WORK TO COMPLETE
Your task is to write out the entire listing exactly, omitting its pictures.

INPUT MATERIAL
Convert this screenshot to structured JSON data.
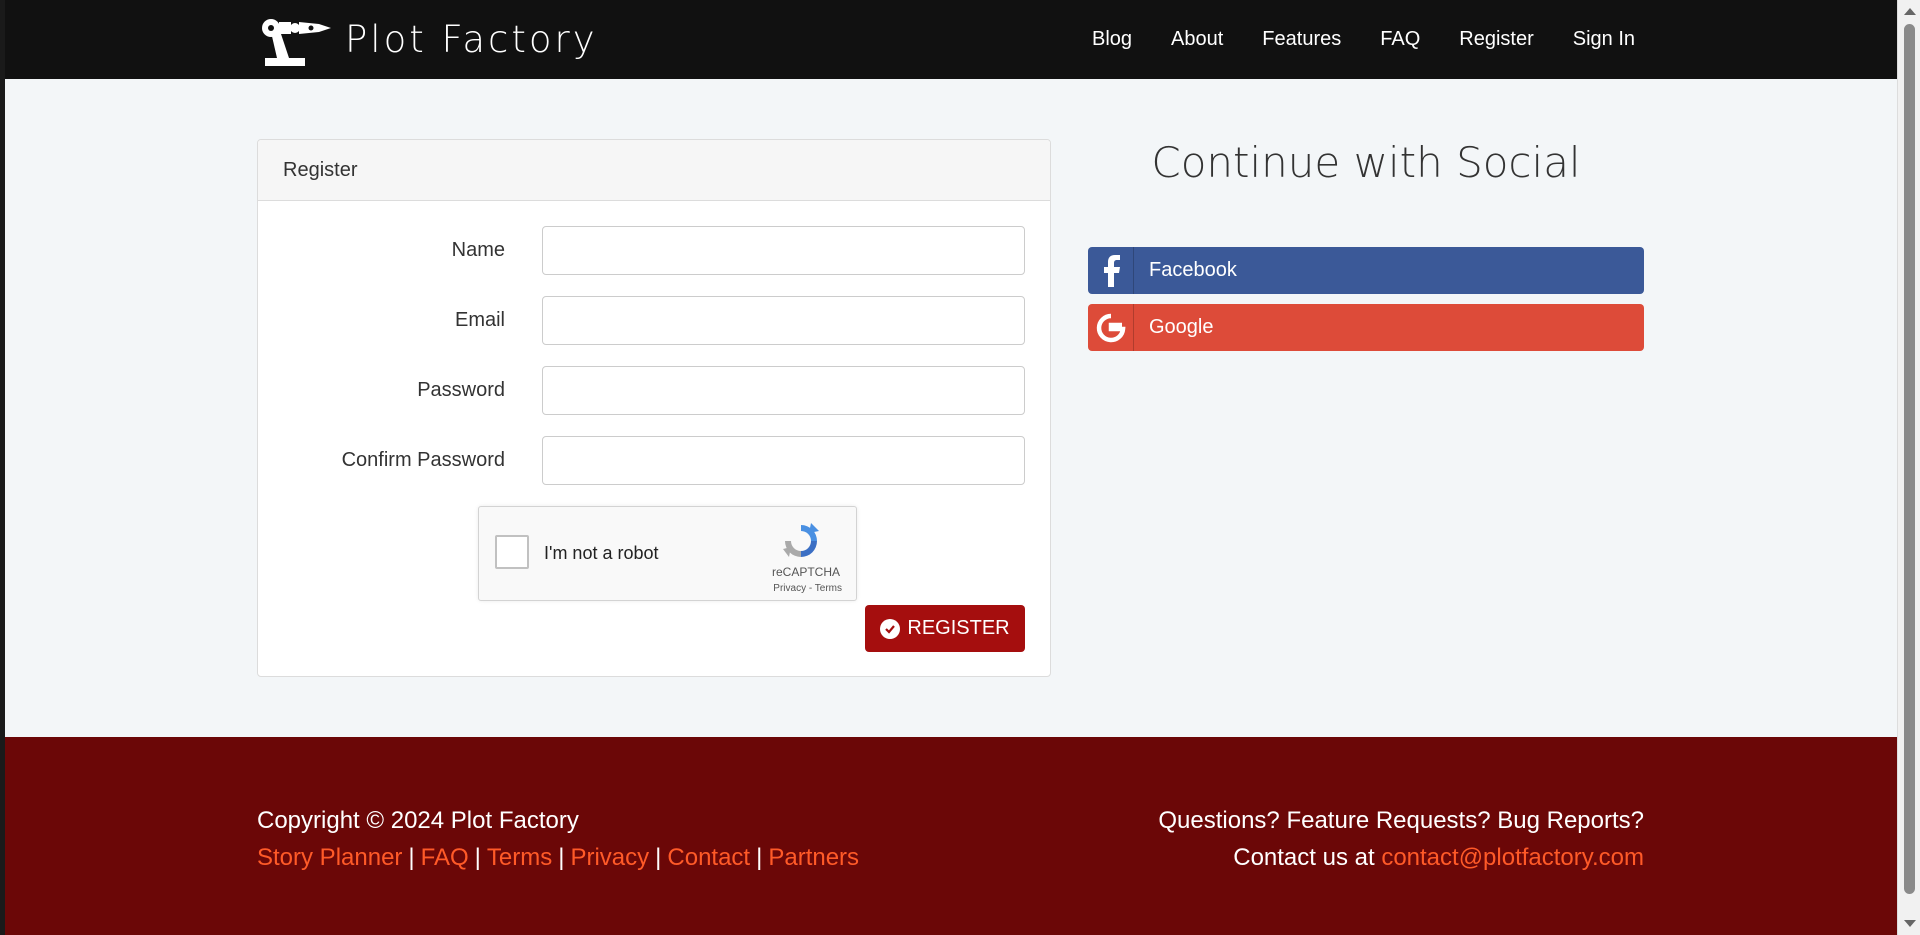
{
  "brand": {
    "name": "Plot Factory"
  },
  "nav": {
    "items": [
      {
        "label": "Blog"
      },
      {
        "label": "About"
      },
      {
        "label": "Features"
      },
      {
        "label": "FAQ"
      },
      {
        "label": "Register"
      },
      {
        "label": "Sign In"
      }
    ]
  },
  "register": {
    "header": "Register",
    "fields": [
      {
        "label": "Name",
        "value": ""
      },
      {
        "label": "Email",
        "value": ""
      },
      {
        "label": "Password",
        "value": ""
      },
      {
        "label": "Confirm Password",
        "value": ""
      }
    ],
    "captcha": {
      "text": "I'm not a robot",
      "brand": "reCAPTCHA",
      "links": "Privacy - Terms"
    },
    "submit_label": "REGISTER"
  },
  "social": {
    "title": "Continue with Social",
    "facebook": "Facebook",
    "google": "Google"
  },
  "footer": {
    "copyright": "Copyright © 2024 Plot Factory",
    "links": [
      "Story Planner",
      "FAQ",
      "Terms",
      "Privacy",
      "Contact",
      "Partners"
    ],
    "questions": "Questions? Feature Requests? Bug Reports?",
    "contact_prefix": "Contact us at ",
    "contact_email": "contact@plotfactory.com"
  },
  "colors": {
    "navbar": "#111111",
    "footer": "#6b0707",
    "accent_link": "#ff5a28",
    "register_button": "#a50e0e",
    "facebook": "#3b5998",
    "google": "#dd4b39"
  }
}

ANSWER TO THIS EXERCISE
Convert this screenshot to structured JSON data.
{
  "brand": {
    "name": "Plot Factory"
  },
  "nav": {
    "items": [
      {
        "label": "Blog"
      },
      {
        "label": "About"
      },
      {
        "label": "Features"
      },
      {
        "label": "FAQ"
      },
      {
        "label": "Register"
      },
      {
        "label": "Sign In"
      }
    ]
  },
  "register": {
    "header": "Register",
    "fields": [
      {
        "label": "Name",
        "value": ""
      },
      {
        "label": "Email",
        "value": ""
      },
      {
        "label": "Password",
        "value": ""
      },
      {
        "label": "Confirm Password",
        "value": ""
      }
    ],
    "captcha": {
      "text": "I'm not a robot",
      "brand": "reCAPTCHA",
      "links": "Privacy - Terms"
    },
    "submit_label": "REGISTER"
  },
  "social": {
    "title": "Continue with Social",
    "facebook": "Facebook",
    "google": "Google"
  },
  "footer": {
    "copyright": "Copyright © 2024 Plot Factory",
    "links": [
      "Story Planner",
      "FAQ",
      "Terms",
      "Privacy",
      "Contact",
      "Partners"
    ],
    "questions": "Questions? Feature Requests? Bug Reports?",
    "contact_prefix": "Contact us at ",
    "contact_email": "contact@plotfactory.com"
  },
  "colors": {
    "navbar": "#111111",
    "footer": "#6b0707",
    "accent_link": "#ff5a28",
    "register_button": "#a50e0e",
    "facebook": "#3b5998",
    "google": "#dd4b39"
  }
}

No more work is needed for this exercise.